3. BSP Not A Significant Player In The Three States
The vote share of BSP in Madhya Pradesh was 6.4 per cent, Chhattisgarh 4.4 per cent and Rajasthan 3.4 per cent in 2013 elections. In Rajasthan, the government changes every five years and Congress is hopeful of victory on that factor alone without needing the support of Mayawati. In Chhattisgarh, the elections have always been close with Congress in with a chance even without the BSP. Madhya Pradesh is a state where she has the highest support among the three states and allying with her could have helped Congress put up a tough fight. A combination of factors like fear of loss of upper caste votes (sawarn agitation is strongest in MP), differences over BSP’s strength and exit of few leaders derailed the process.
Big Jolt To Mayawati
Mayawati’s BSP has been out of power for more than six years now. After a rout in UP and with no chance until 2022, she has changed her strategy. Her focus is now on regional level alliances like in Karnataka with Janata Dal (Secular), with Indian National Lok Dal in Haryana to rebuild the party in states outside UP, piggybacking on the bigger partner’s vote bank. BSP won one seat in Karnataka and got inducted in the ministry. She was hoping she could get a good chunk of seats, win a few, and get included in ministry, if alliance won riding on anti-incumbency. However, her hopes are shattered as of now. That’s why she came out strongly against Congress in the 3 October press conference.

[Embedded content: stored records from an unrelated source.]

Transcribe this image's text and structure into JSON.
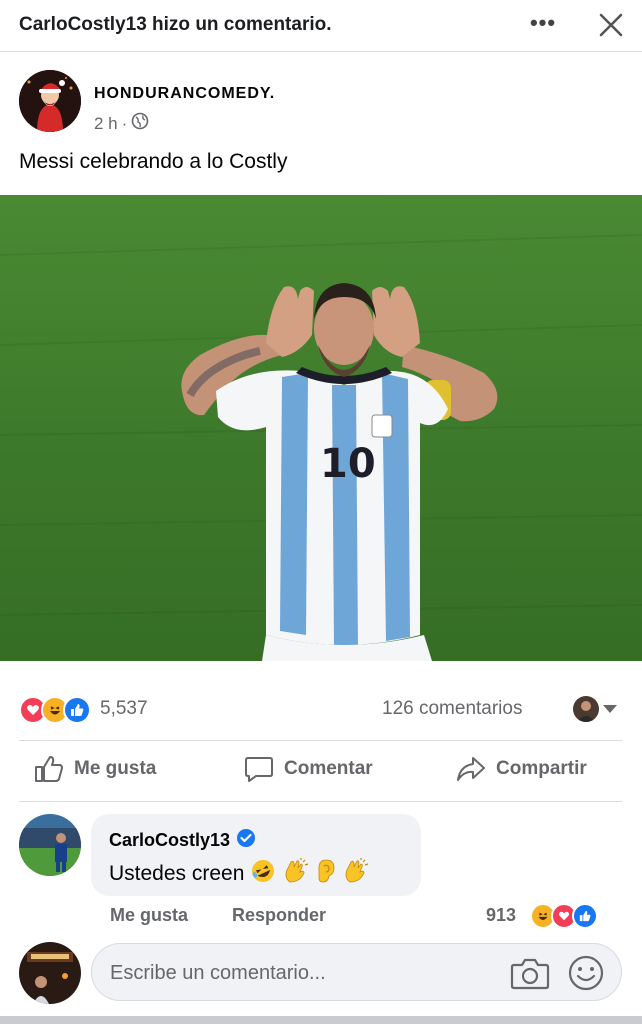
{
  "header": {
    "title": "CarloCostly13 hizo un comentario.",
    "more_icon": "more-horizontal-icon",
    "close_icon": "close-icon"
  },
  "post": {
    "page_name": "HONDURANCOMEDY.",
    "time": "2 h",
    "separator": "·",
    "audience_icon": "globe-icon",
    "caption": "Messi celebrando a lo Costly",
    "jersey_number": "10"
  },
  "stats": {
    "reactions": [
      "love",
      "haha",
      "like"
    ],
    "reaction_count": "5,537",
    "comment_count": "126 comentarios"
  },
  "actions": {
    "like": "Me gusta",
    "comment": "Comentar",
    "share": "Compartir"
  },
  "comment": {
    "author": "CarloCostly13",
    "verified": true,
    "text": "Ustedes creen",
    "emojis": [
      "rolling-laughing",
      "clapping-hands",
      "ear",
      "clapping-hands"
    ],
    "like_label": "Me gusta",
    "reply_label": "Responder",
    "reaction_count": "913",
    "reactions": [
      "haha",
      "love",
      "like"
    ]
  },
  "composer": {
    "placeholder": "Escribe un comentario...",
    "camera_icon": "camera-icon",
    "emoji_icon": "smiley-icon"
  },
  "colors": {
    "like_blue": "#1877f2",
    "love_red": "#f33e58",
    "haha_yellow": "#f7b125",
    "secondary_text": "#65676b",
    "bubble_bg": "#f0f2f5"
  }
}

Trading Charges At Each Other; Sending A Message To Their Vote Banks
While Digvijay Singh accused Mayawati of parting with alliance talks because of Central Bureau of Investigation/Enforcement Directorate pressure from BJP, Mayawati called Digvijay Singh a BJP agent. This is nothing but posturing from both sides to keep their vote bank intact. She knows it will be difficult to hold on to her SC vote bank in these states now after failure of alliance talks. Why would Dalits vote for BSP, which has no hope of winning? A section might be tempted to return to Congress or even vote for BJP which is wooing them following the amendment to SC-ST (Prevention of Atrocities) Act. She might witness a further plunge in her fortunes nationally, and in other states.
Both sides have kept the option open for the 2019 Lok Sabha alliance either separately or as part of the mahagathbandhan. Mayawati feels in case of a hung Parliament, she needs a good number of MPs to back her as prime minister, but for that she needs a helping hand. It is worth noting that BSP gained vote share in UP at the expense of all parties – BJP, Congress and Samajwadi Party, with which it formed an alliance at some point.